**EXERCISE DETAILS:**
Write out all of the records below precisely as given, omitting the images.

INPUT Block Start

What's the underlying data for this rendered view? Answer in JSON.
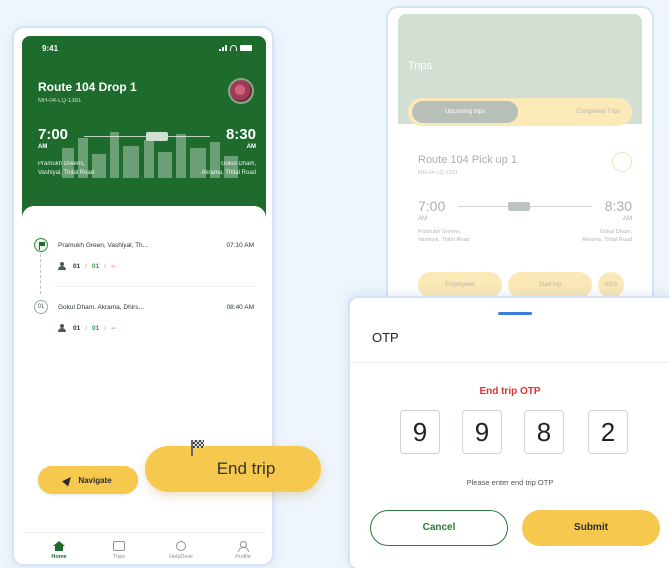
{
  "left_screen": {
    "status_time": "9:41",
    "route_title": "Route 104 Drop 1",
    "route_id": "MH-04-LQ-1391",
    "start_time": "7:00",
    "start_ampm": "AM",
    "end_time": "8:30",
    "end_ampm": "AM",
    "start_location_line1": "Pramukh Greens,",
    "start_location_line2": "Vashiyal, Thital Road",
    "end_location_line1": "Gokul Dham,",
    "end_location_line2": "Akrama, Thital Road",
    "stops": [
      {
        "address": "Pramukh Green, Vashiyal, Th...",
        "time": "07:10 AM",
        "icon": "flag-icon",
        "total": "01",
        "separator": "/",
        "boarded": "01",
        "missed": "--"
      },
      {
        "address": "Gokul Dham, Akrama, Dhirs...",
        "time": "08:40 AM",
        "icon": "stop-number",
        "stop_no": "01",
        "total": "01",
        "separator": "/",
        "boarded": "01",
        "missed": "--"
      }
    ],
    "navigate_label": "Navigate",
    "tabs": [
      {
        "label": "Home",
        "icon": "home-icon",
        "active": true
      },
      {
        "label": "Trips",
        "icon": "trips-icon",
        "active": false
      },
      {
        "label": "HelpDesk",
        "icon": "help-icon",
        "active": false
      },
      {
        "label": "Profile",
        "icon": "profile-icon",
        "active": false
      }
    ]
  },
  "end_trip_button": {
    "label": "End trip",
    "icon": "checkered-flag-icon"
  },
  "right_screen": {
    "title": "Trips",
    "segment_active": "Upcoming trips",
    "segment_other": "Completed Trips",
    "card_title": "Route 104 Pick up 1",
    "card_sub": "MH-04-LQ-1391",
    "start_time": "7:00",
    "start_ampm": "AM",
    "end_time": "8:30",
    "end_ampm": "AM",
    "start_location_line1": "Pramukh Greens,",
    "start_location_line2": "Vashiyal, Thital Road",
    "end_location_line1": "Gokul Dham,",
    "end_location_line2": "Akrama, Thital Road",
    "employees_label": "Employees",
    "start_trip_label": "Start trip",
    "more_label": "SOS"
  },
  "otp_sheet": {
    "title": "OTP",
    "label": "End trip OTP",
    "digits": [
      "9",
      "9",
      "8",
      "2"
    ],
    "hint": "Please enter end trip OTP",
    "cancel_label": "Cancel",
    "submit_label": "Submit"
  },
  "colors": {
    "brand_green": "#1e6b2e",
    "accent_yellow": "#f6c84d",
    "alert_red": "#e03030",
    "background": "#eef5fc"
  }
}
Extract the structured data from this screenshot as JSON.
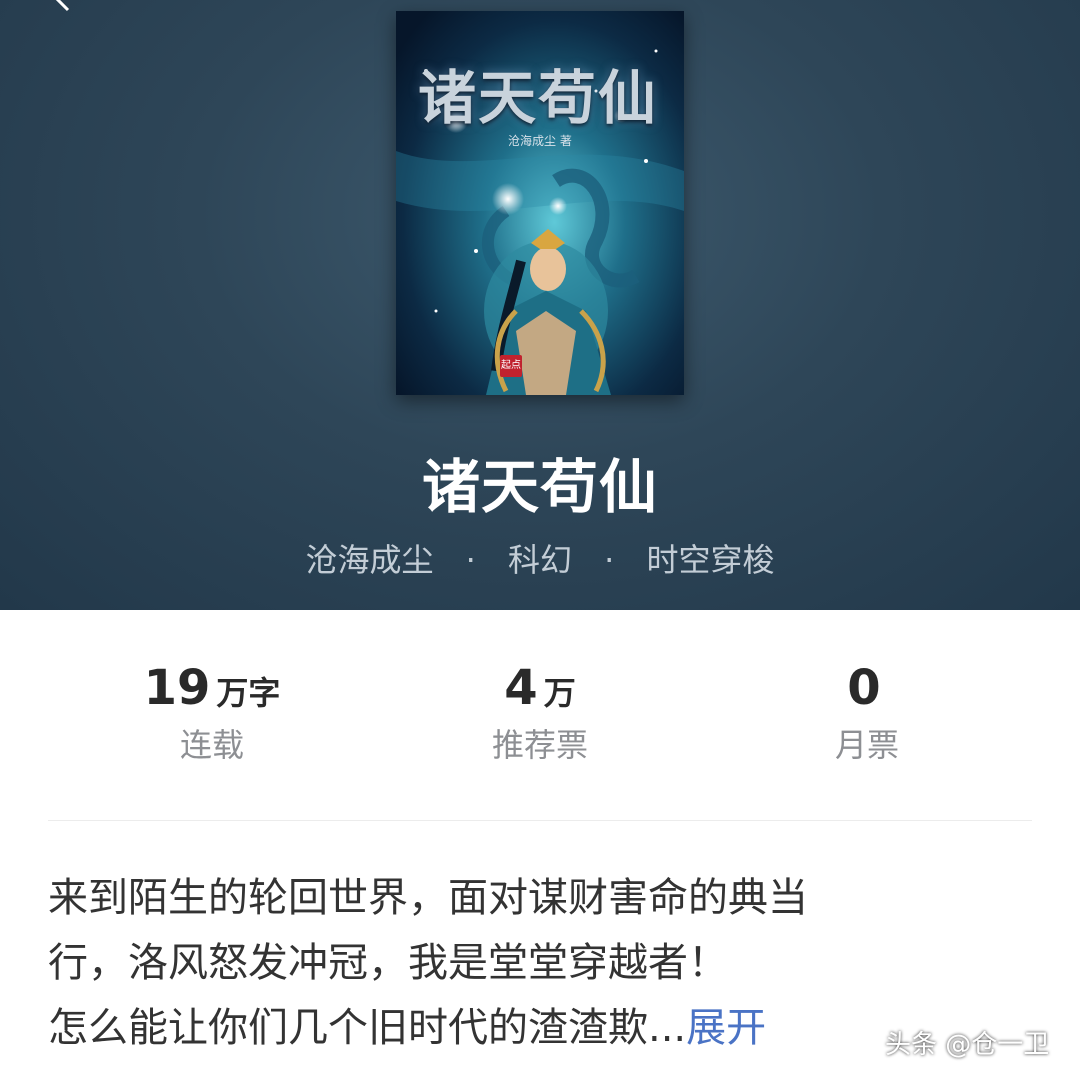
{
  "cover": {
    "title": "诸天苟仙",
    "author": "沧海成尘 著",
    "badge": "起点"
  },
  "book": {
    "title": "诸天苟仙",
    "author": "沧海成尘",
    "category": "科幻",
    "subcategory": "时空穿梭",
    "separator": "·"
  },
  "stats": [
    {
      "value": "19",
      "unit": "万字",
      "label": "连载"
    },
    {
      "value": "4",
      "unit": "万",
      "label": "推荐票"
    },
    {
      "value": "0",
      "unit": "",
      "label": "月票"
    }
  ],
  "description": {
    "lines": [
      "来到陌生的轮回世界，面对谋财害命的典当",
      "行，洛风怒发冲冠，我是堂堂穿越者！",
      "怎么能让你们几个旧时代的渣渣欺..."
    ],
    "expand_label": "展开"
  },
  "watermark": "头条 @仓一卫",
  "colors": {
    "hero_bg": "#2e4658",
    "expand_link": "#4a73c5"
  }
}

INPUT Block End

**ANSWER TO THE PROBLEM:**
What's the underlying data for this rendered view? Answer in JSON.
{
  "left_screen": {
    "status_time": "9:41",
    "route_title": "Route 104 Drop 1",
    "route_id": "MH-04-LQ-1391",
    "start_time": "7:00",
    "start_ampm": "AM",
    "end_time": "8:30",
    "end_ampm": "AM",
    "start_location_line1": "Pramukh Greens,",
    "start_location_line2": "Vashiyal, Thital Road",
    "end_location_line1": "Gokul Dham,",
    "end_location_line2": "Akrama, Thital Road",
    "stops": [
      {
        "address": "Pramukh Green, Vashiyal, Th...",
        "time": "07:10 AM",
        "icon": "flag-icon",
        "total": "01",
        "separator": "/",
        "boarded": "01",
        "missed": "--"
      },
      {
        "address": "Gokul Dham, Akrama, Dhirs...",
        "time": "08:40 AM",
        "icon": "stop-number",
        "stop_no": "01",
        "total": "01",
        "separator": "/",
        "boarded": "01",
        "missed": "--"
      }
    ],
    "navigate_label": "Navigate",
    "tabs": [
      {
        "label": "Home",
        "icon": "home-icon",
        "active": true
      },
      {
        "label": "Trips",
        "icon": "trips-icon",
        "active": false
      },
      {
        "label": "HelpDesk",
        "icon": "help-icon",
        "active": false
      },
      {
        "label": "Profile",
        "icon": "profile-icon",
        "active": false
      }
    ]
  },
  "end_trip_button": {
    "label": "End trip",
    "icon": "checkered-flag-icon"
  },
  "right_screen": {
    "title": "Trips",
    "segment_active": "Upcoming trips",
    "segment_other": "Completed Trips",
    "card_title": "Route 104 Pick up 1",
    "card_sub": "MH-04-LQ-1391",
    "start_time": "7:00",
    "start_ampm": "AM",
    "end_time": "8:30",
    "end_ampm": "AM",
    "start_location_line1": "Pramukh Greens,",
    "start_location_line2": "Vashiyal, Thital Road",
    "end_location_line1": "Gokul Dham,",
    "end_location_line2": "Akrama, Thital Road",
    "employees_label": "Employees",
    "start_trip_label": "Start trip",
    "more_label": "SOS"
  },
  "otp_sheet": {
    "title": "OTP",
    "label": "End trip OTP",
    "digits": [
      "9",
      "9",
      "8",
      "2"
    ],
    "hint": "Please enter end trip OTP",
    "cancel_label": "Cancel",
    "submit_label": "Submit"
  },
  "colors": {
    "brand_green": "#1e6b2e",
    "accent_yellow": "#f6c84d",
    "alert_red": "#e03030",
    "background": "#eef5fc"
  }
}
Extract the structured data from this screenshot as JSON.
{
  "cover": {
    "title": "诸天苟仙",
    "author": "沧海成尘 著",
    "badge": "起点"
  },
  "book": {
    "title": "诸天苟仙",
    "author": "沧海成尘",
    "category": "科幻",
    "subcategory": "时空穿梭",
    "separator": "·"
  },
  "stats": [
    {
      "value": "19",
      "unit": "万字",
      "label": "连载"
    },
    {
      "value": "4",
      "unit": "万",
      "label": "推荐票"
    },
    {
      "value": "0",
      "unit": "",
      "label": "月票"
    }
  ],
  "description": {
    "lines": [
      "来到陌生的轮回世界，面对谋财害命的典当",
      "行，洛风怒发冲冠，我是堂堂穿越者！",
      "怎么能让你们几个旧时代的渣渣欺..."
    ],
    "expand_label": "展开"
  },
  "watermark": "头条 @仓一卫",
  "colors": {
    "hero_bg": "#2e4658",
    "expand_link": "#4a73c5"
  }
}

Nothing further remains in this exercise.